Your reply should contain every record, restated word for word.

⁂

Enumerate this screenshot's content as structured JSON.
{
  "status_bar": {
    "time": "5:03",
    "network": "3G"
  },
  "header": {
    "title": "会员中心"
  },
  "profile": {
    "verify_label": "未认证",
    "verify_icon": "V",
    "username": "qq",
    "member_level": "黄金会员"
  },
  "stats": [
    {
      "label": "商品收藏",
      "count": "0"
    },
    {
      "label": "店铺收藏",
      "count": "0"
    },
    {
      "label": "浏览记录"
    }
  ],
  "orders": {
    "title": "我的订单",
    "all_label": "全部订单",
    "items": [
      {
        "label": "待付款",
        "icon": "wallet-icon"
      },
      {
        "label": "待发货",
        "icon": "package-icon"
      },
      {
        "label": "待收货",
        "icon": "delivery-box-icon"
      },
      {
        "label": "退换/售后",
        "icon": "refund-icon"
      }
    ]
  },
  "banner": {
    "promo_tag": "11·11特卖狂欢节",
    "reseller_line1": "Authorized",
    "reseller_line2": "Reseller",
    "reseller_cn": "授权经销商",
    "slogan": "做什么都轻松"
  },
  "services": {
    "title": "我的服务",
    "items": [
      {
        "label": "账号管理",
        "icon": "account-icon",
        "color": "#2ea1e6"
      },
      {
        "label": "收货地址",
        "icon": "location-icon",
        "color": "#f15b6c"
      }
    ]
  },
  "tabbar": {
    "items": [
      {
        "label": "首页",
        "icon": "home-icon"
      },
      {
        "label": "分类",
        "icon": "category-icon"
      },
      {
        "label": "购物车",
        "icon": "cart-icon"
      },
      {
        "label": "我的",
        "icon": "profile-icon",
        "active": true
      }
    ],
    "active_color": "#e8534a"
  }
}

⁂

Output below:
Enumerate this screenshot's content as structured JSON.
{
  "status_bar": {
    "time": "5:03",
    "network": "3G"
  },
  "header": {
    "title": "会员中心"
  },
  "profile": {
    "verify_label": "未认证",
    "verify_icon": "V",
    "username": "qq",
    "member_level": "黄金会员"
  },
  "stats": [
    {
      "label": "商品收藏",
      "count": "0"
    },
    {
      "label": "店铺收藏",
      "count": "0"
    },
    {
      "label": "浏览记录"
    }
  ],
  "orders": {
    "title": "我的订单",
    "all_label": "全部订单",
    "items": [
      {
        "label": "待付款",
        "icon": "wallet-icon"
      },
      {
        "label": "待发货",
        "icon": "package-icon"
      },
      {
        "label": "待收货",
        "icon": "delivery-box-icon"
      },
      {
        "label": "退换/售后",
        "icon": "refund-icon"
      }
    ]
  },
  "banner": {
    "promo_tag": "11·11特卖狂欢节",
    "reseller_line1": "Authorized",
    "reseller_line2": "Reseller",
    "reseller_cn": "授权经销商",
    "slogan": "做什么都轻松"
  },
  "services": {
    "title": "我的服务",
    "items": [
      {
        "label": "账号管理",
        "icon": "account-icon",
        "color": "#2ea1e6"
      },
      {
        "label": "收货地址",
        "icon": "location-icon",
        "color": "#f15b6c"
      }
    ]
  },
  "tabbar": {
    "items": [
      {
        "label": "首页",
        "icon": "home-icon"
      },
      {
        "label": "分类",
        "icon": "category-icon"
      },
      {
        "label": "购物车",
        "icon": "cart-icon"
      },
      {
        "label": "我的",
        "icon": "profile-icon",
        "active": true
      }
    ],
    "active_color": "#e8534a"
  }
}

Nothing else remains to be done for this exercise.